Twain juxtaposes Huck’s quick consent to Tom in this excerpt with Huck’s earlier thoughtful and long processes of logic to demonstrate Huck’s failure to live up to his newly formed ideals. In chapter three, Huck doubts both the usefulness of prayer and Tom’s assertion that a Sunday school picnic is, in fact, a group of Arabians and Spaniards. When Miss Watson explains prayer to Huck, instead of just believing Miss Watson right away, Huck wanders off into the woods and thinks about the benefit of prayer. Similarly, instead of going along with Tom’s claim about the Arabians and Spaniards, Huck thinks about the logicality of tom’s story and concludes that it is a lie after the length of a couple of days. In both cases, Huck spends time in thought about these issues. In contrast, in this passage, Huck quickly gives his consent to Tom’s plan, saying, “I seen in a minute it was worth fifteen of mine.” Twain clearly demonstrates Huck’s failure to uphold his ideals because Huck only thinks about Tom’s plan for a minute, then fully consents. Because Tom is a symbol of society, Huck’s quick consent to Tom’s plan shows Huck’s transition from believing in his ideals independent from society to consenting to societal morals. Furthermore, Twain shows Huck’s quick change in ideals through a short sentence. When Huck describes how readily he thinks he will accept Tom’s plan, he says, “And it did.” This short sentence illustrates the short amount of time Huck places in evaluating Tom’s plan. Additionally, Twain demonstrates Huck’s enthusiasm with Tom’s new plan through the use of casual diction. When Huck states his agreement with Tom, he says, “We would waltz in on it.” By saying “waltz,” Twain suggests that Huck does not regard rescuing Jim as something serious. This word makes the reader think that Huck will carry out Tom’s plans with more of a causal attitude than a solemn one. Twain demonstrates Huck’s regression in thought by Huck’s quick consent to Tom.

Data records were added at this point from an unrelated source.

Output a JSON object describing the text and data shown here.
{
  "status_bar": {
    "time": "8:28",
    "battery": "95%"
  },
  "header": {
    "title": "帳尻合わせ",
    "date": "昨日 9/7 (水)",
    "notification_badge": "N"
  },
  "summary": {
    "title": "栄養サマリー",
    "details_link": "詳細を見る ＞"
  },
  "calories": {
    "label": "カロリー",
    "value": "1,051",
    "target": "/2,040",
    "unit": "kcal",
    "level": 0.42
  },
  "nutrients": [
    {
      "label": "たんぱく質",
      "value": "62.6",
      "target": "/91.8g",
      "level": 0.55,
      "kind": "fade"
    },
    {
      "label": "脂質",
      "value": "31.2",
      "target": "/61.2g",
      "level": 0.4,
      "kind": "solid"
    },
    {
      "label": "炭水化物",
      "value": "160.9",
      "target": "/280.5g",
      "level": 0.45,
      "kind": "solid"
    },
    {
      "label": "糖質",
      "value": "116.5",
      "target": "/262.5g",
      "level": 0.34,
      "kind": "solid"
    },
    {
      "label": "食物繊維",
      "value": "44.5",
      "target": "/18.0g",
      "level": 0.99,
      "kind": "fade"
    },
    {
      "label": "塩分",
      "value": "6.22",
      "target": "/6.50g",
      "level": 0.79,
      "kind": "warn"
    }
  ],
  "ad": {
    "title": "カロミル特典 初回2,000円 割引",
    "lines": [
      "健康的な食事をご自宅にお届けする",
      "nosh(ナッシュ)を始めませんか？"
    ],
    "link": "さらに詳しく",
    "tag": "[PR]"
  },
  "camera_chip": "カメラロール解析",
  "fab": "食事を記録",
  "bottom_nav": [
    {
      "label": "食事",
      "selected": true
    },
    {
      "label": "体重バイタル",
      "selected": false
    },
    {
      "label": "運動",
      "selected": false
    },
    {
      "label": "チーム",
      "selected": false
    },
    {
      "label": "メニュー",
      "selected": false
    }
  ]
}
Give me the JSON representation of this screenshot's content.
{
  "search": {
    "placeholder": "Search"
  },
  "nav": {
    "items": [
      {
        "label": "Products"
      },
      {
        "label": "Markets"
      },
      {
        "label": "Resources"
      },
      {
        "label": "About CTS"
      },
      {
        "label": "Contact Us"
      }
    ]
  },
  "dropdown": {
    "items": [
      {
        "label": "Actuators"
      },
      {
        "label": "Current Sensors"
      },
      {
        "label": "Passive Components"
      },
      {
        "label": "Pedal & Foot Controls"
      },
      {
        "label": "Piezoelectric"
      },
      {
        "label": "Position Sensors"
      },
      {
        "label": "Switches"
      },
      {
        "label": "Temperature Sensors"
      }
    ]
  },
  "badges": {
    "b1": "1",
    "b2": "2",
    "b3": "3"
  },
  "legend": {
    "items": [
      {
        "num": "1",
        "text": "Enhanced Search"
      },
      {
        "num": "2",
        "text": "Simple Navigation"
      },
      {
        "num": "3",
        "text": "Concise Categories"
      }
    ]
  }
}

In conclusion, Twain uses Tom as a symbol of society to show Huck’s failure in keeping his ideals against those of society. Through juxtaposing Huck’s newly formed ideals with Tom’s reflected morals of society, Twain initially establishes Huck’s ideals in contrast to the ideals of society. But, through depicting Huck’s quick consent to Tom in this passage, Twain shows Huck’s hardship in keeping with his new resolution.
Twain, Mark, and Tom Quirk. The Portable Mark Twain. New York: Penguin, 2004. Print.
Jessica De Gree
Jessica teaches English as a second language in Spain and plays basketball professionally there. She recently received her Bachelor's degree from Hillsdale College, one of the nation's top Liberal Arts schools in MI. At Hillsdale, she played basketball and studied English and Spanish. Some of her hobbies include reading, writing, painting, surfing, and playing the piano.